# WHAT YOU ARE ASKED TO DO:
Please copy out every line in the records below that includes the word "packets".

# DATASET ENTRIES:

-*-*-

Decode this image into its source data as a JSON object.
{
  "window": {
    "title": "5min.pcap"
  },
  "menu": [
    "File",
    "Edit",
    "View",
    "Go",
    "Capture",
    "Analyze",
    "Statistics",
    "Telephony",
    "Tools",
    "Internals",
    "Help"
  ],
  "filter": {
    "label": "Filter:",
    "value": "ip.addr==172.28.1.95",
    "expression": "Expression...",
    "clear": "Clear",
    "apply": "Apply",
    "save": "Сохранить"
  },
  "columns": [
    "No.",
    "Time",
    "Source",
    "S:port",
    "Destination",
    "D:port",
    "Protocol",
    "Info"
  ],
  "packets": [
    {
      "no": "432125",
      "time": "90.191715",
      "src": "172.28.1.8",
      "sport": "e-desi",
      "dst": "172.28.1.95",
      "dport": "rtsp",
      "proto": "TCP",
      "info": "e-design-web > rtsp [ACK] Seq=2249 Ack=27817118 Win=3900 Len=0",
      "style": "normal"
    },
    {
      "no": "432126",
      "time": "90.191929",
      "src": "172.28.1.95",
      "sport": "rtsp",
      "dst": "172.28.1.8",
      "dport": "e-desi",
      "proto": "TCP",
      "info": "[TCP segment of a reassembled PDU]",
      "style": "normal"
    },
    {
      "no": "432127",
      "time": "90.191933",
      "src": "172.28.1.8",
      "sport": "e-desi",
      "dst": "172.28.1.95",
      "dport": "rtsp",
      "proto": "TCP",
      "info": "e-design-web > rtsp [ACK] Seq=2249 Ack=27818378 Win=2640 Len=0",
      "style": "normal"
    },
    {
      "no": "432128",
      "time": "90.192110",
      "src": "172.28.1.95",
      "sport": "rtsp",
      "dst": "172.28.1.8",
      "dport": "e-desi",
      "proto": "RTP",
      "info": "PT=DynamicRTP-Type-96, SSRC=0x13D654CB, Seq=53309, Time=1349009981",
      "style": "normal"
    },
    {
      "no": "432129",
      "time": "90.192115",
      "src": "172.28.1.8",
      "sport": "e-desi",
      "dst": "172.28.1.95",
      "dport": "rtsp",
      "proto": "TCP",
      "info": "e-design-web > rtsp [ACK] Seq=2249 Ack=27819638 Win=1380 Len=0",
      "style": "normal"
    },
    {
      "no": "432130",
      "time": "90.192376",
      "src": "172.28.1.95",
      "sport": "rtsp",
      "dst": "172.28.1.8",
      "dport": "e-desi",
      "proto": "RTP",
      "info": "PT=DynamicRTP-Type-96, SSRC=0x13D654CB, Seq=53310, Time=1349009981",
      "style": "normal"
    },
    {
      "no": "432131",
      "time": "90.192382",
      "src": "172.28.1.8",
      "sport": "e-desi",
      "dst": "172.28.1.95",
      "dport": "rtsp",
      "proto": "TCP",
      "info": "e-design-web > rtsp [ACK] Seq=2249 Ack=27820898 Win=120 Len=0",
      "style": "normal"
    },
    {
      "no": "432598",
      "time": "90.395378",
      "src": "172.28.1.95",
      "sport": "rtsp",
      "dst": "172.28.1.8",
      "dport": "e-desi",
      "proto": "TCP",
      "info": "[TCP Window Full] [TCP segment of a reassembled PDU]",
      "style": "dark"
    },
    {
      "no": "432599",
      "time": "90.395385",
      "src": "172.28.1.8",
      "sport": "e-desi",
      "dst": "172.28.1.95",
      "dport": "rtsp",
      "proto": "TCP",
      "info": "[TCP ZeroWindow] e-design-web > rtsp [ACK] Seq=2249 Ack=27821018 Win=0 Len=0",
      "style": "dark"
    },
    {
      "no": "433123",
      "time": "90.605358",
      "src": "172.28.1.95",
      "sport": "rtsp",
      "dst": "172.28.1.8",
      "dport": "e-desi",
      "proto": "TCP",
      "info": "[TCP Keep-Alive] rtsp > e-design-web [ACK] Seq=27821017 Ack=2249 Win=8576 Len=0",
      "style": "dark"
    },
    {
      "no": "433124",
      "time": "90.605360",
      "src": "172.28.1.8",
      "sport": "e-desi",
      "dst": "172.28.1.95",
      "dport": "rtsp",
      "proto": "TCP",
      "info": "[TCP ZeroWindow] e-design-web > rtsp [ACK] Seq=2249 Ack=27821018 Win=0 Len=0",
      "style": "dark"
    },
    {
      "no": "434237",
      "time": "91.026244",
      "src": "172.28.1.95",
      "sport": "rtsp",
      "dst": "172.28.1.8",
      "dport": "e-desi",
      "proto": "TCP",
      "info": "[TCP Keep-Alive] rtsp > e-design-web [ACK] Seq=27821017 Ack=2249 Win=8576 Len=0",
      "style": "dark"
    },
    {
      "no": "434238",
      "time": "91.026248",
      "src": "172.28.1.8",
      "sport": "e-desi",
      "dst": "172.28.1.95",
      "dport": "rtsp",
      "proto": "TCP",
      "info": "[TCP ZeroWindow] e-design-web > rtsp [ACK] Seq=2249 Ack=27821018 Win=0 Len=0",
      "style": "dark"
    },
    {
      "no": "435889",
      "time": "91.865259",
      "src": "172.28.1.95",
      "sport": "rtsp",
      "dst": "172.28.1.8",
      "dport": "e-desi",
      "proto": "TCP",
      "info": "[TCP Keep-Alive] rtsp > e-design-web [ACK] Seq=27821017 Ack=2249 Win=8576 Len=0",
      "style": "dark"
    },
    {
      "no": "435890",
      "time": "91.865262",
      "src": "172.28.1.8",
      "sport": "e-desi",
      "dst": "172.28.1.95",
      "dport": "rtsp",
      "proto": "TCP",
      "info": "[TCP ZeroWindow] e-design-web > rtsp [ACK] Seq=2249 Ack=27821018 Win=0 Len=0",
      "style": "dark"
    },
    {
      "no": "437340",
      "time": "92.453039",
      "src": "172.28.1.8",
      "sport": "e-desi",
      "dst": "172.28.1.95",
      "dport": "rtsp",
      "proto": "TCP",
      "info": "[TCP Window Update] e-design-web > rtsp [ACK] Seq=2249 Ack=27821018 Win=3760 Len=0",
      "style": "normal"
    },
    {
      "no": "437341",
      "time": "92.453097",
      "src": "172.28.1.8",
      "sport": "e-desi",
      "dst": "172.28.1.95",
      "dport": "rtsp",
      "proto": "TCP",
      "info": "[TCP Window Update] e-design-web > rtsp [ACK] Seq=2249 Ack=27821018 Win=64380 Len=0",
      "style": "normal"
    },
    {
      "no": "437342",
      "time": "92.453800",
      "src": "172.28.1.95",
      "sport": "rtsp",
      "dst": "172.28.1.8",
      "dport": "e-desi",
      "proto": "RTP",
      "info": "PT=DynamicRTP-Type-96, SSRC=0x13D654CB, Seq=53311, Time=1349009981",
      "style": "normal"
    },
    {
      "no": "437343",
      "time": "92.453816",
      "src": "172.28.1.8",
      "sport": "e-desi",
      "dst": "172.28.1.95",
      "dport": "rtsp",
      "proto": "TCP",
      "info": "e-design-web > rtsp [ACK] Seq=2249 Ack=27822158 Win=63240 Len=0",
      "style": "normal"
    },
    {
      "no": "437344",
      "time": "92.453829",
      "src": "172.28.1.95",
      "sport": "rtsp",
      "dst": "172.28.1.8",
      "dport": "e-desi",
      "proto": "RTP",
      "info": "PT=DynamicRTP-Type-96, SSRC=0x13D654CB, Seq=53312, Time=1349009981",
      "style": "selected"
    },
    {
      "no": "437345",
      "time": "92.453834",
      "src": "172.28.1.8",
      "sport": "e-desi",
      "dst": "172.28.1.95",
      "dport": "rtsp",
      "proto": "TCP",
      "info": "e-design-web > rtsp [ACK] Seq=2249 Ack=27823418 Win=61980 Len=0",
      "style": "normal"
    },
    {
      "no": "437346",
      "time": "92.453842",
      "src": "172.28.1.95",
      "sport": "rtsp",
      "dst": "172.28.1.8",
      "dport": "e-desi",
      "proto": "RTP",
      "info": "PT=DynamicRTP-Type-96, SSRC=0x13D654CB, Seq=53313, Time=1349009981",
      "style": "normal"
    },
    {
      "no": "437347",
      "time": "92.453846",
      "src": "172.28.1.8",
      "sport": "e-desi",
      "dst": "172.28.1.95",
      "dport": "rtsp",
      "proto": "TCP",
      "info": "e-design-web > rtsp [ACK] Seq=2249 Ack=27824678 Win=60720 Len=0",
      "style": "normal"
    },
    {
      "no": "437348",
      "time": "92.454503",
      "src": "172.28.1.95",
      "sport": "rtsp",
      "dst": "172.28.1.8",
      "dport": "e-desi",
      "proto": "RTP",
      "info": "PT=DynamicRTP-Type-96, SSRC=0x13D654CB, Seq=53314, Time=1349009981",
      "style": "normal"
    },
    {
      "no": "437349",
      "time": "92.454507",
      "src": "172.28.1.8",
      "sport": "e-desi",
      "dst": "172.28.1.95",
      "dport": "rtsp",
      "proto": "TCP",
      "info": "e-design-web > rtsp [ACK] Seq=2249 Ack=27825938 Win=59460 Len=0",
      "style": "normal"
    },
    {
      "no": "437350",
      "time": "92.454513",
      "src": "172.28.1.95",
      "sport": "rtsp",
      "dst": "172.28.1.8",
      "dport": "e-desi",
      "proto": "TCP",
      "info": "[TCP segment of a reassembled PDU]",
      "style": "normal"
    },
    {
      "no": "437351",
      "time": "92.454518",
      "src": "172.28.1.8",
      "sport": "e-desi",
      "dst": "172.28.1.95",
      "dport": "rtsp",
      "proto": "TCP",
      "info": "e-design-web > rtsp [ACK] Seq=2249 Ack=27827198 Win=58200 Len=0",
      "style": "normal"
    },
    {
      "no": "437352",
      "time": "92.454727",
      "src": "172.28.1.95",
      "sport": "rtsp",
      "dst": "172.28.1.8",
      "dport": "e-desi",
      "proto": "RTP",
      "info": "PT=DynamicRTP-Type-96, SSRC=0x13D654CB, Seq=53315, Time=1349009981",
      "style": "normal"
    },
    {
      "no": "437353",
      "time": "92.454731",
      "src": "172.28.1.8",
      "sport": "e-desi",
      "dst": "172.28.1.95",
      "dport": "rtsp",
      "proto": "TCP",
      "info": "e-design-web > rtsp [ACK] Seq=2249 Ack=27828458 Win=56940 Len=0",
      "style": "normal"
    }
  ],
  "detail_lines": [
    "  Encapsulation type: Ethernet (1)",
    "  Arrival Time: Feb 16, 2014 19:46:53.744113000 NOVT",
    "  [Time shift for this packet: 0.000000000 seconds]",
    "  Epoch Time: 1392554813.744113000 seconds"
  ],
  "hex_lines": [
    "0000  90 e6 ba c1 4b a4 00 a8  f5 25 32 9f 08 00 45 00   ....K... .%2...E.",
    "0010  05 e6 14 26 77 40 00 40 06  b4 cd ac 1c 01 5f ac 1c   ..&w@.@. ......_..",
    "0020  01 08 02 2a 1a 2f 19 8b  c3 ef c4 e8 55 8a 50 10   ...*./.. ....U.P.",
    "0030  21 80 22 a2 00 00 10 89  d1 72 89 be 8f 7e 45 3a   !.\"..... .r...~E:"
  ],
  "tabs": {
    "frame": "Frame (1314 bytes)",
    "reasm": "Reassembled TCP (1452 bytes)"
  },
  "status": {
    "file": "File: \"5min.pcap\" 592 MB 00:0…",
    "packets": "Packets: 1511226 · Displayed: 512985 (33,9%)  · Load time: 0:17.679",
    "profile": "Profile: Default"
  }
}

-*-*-

# SOLVED PROBLEM:
  "packets": [
    "packets": "Packets: 1511226 · Displayed: 512985 (33,9%)  · Load time: 0:17.679",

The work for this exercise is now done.